The Afghan solution must come from within, he suggested, and, like Hekmat Karzai, Obama appears to hope that the “Taliban Five” could be a part of the reconciliation process. A senior Obama administration official told CBS News as much Sunday, saying the Bergdahl swap is part of “a broader reconciliation framework” between the US and the Taliban.

The Afghan High Peace Council, which is tasked with moving the country toward reconciliation, appears to agree. “The council reportedly believes that high-ranking Taliban commanders held at Guantánamo can assist in reconciliation efforts,” according to the Long War Journal.

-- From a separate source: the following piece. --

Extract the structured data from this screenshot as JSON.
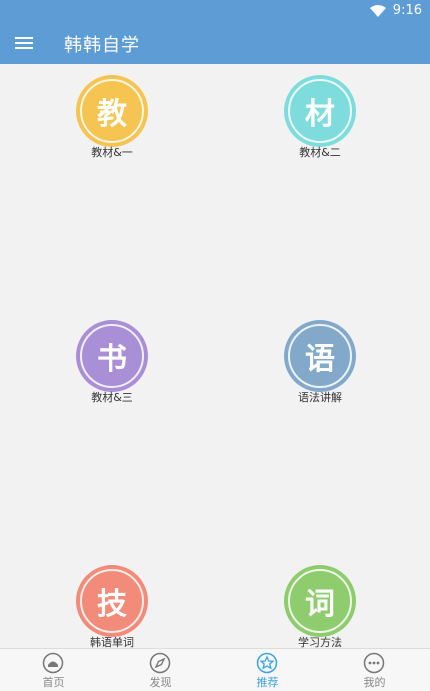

The Obama administration claims it did not negotiate with terrorists in the prisoner swap. Qatar was an intermediary, and Qatari officials have promised to ban the Taliban leaders from traveling abroad for a year. Yet the Obama administration has in the past shown impatience over what it sees as America’s hard-headed refusal to talk with enemies, whether they are the Taliban or Iran. The Guardian writes:

Administration officials have long rolled their eyes at that contention [of negotiating with terrorists], and rattled off examples of Ronald Reagan trading arms for hostages with hated Iran and the litany of Israeli prisoner swaps with Hamas and Hezbollah, all examples designed to hit a nerve with their conservative opposition. From their perspective, foreclosing on a tangible achievement like Bergdahl’s freedom to preserve a rhetorical purity against negotiating with terrorists – which is a white lie – is foreign policy malpractice.

And, of course, Obama has no love for Guantánamo. During his first week in office, he signed an executive order to close the detention facility within a year. That failed. More recently, when he signed a bill that required him to give Congress 30 days notice of any plan to transfer Guantánamo detainees abroad, he added a “signing statement” saying that, in his opinion, the Constitution gave him the power to override the law.

On Saturday, he did it.

On Saturday evening, standing in the White House Rose Garden with Bergdahl’s parents, Obama said: “We’re committed to winding down the war in Afghanistan, and we are committed to closing Gitmo. But we also made an ironclad commitment to bring our prisoners of war home. That’s who we are as Americans.”

To critics, perhaps, the swap smelled of concession. But to Obama, it seems, it was a positive assertion of his vision for a more nuanced American foreign policy.